Road salt was here; the Machine Age’s top performer on the Second Law of Thermodynamics. Here’s a winter’s worth of surface rust on the handlebars. They clean up nicely with a bit of polish. I almost never bother, unless I’m taking the bike apart.
That’s more than surface rust on the downwind side of my air deflectors. Those are pits. But note the wing nut. Last summer I stole it from Jan Nelson, in Gig Harbor, WA. One of the chrome acorn nuts vibrated off and the left air deflector was rattling around like crazy. Jan is Mr. Metric. Where in his garage am I ever going to find a coarse thread 5/16ths SAE nut?
I hunt through every tool box, drawer and cabinet until—Ah!—Jan’s Made-In-America hacksaw. Has a wing nut for adjusting tension on the blade. I should send it back at some point, saw’s useless without it. Next time Jan needs his saw he’ll have to go buy a new one just for the nut.
Okay, fresh fork oil in both tubes, time to put the piggy’s nose back on.
Look at that face! <smooch> I should have sued that crook, Jim Henson, for stealing my iron piggy song, changing a few words and filing for copyright.
Iron Piggy, you’re so fine
And I’m lucky that your mine
Iron Piggy, I’m awfully fond of—
Iron Piggy, I’d like a whole sty of—
Iron Piggy, I’m awfully fond of you—YOU!
boop boop, bee doo
Look at how her bars and nacelle cleaned up. And with minimal effort. I didn’t even rub it out, you can still see dirt and polish. But no rust. Harleys have incredibly durable finishes and really clean up well no matter how hard you abuse them. My used-up air deflectors don’t count; they don’t come stock on the bike.
When I get on the road in the morning, I’m going to make an effort to actually stop and see people. I almost never confirm a stop ahead of time because it’s way too easy to let the road make the call. It usually says, Ride on. I’ve ridden through Virginia Beach a few times without ever stopping to meet Rusty Barton, a good egg from one of the motorhead listservs I used to frequent. And I rode through Houston once without stopping to meet Brad Barber and Jeff Bailey, off the same list. Two years ago I was about to ride out to Utah to meet Brad and Jeff. They were timing a bike at the Bonneville Salt Flats. Then the bride broke her shoulder and I was on nursing duty for the summer. So you never can tell, you miss the opportunity or the opportunity misses you; either way the chance to make the human connection is fleeting.
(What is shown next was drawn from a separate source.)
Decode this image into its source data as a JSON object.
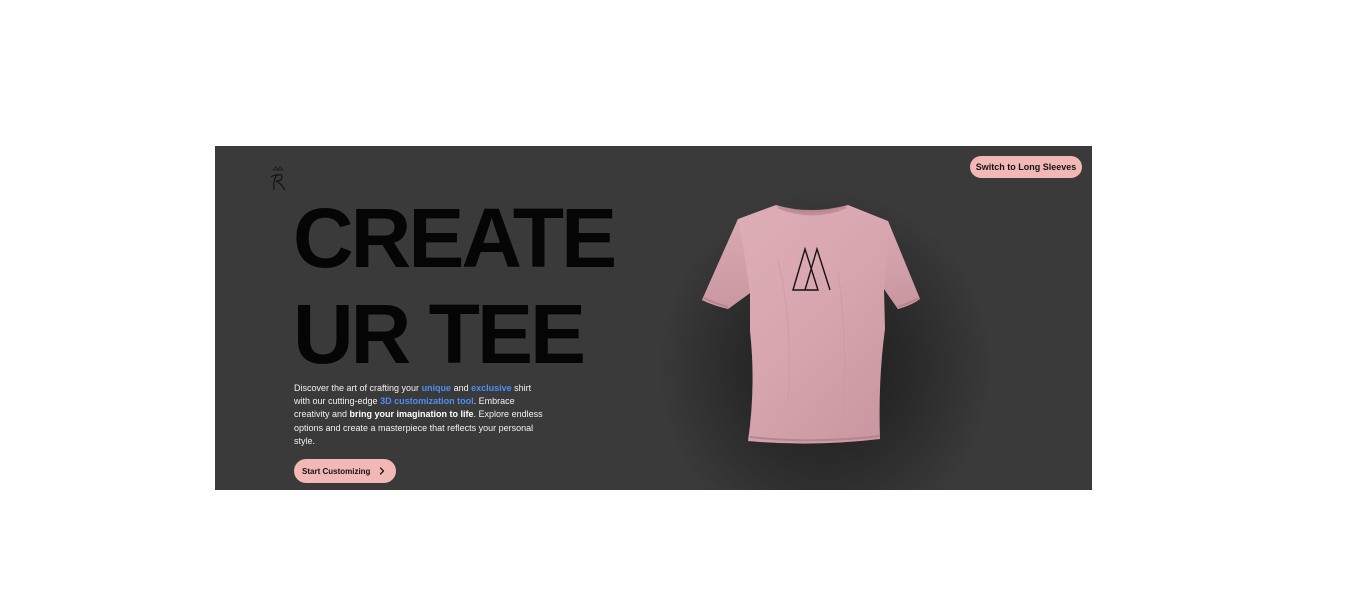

I’ll stop in Queens, NY tomorrow, to see our friend, N. A day or two there, then down to Levittown, PA, to visit with Dinh Van Thanh, aka “Dominic,” a Villanova pal I haven’t seen in quite a while. A few lucky twists and turns and accidents of timing led to us being lifelong friends instead of spending our youths stalking each other in a homicidal misadventure. Maybe down at the quantum level, it all turned out the other way around in some alternate universe. I like our reality better.
Dominic met a Vietnamese gal, Thuy, and had Vietnamese-American kids. I recall his first born as among the coolest 1 percent of all kids everywhere, and with the coolest name ever: Charlie. Dig it, not “Charles.” Charlie.
Farther south, if I ride the inland route, I might stop in Fairfax, VA to see Duane Collie and family. Great people. I stayed with them once while riding home from Key West and goofing around the Civil War battlefields. Duano’s a cancer warrior of kick-ass stature, second only to Johnny Danger, my old friend in the high desert on the Eastern Sierra; where the piggy and I have snoozed in the plum orchard, and will again if the gods will have it.
Tony DePaul, May 26, 2014, Cranston, Rhode Island, USA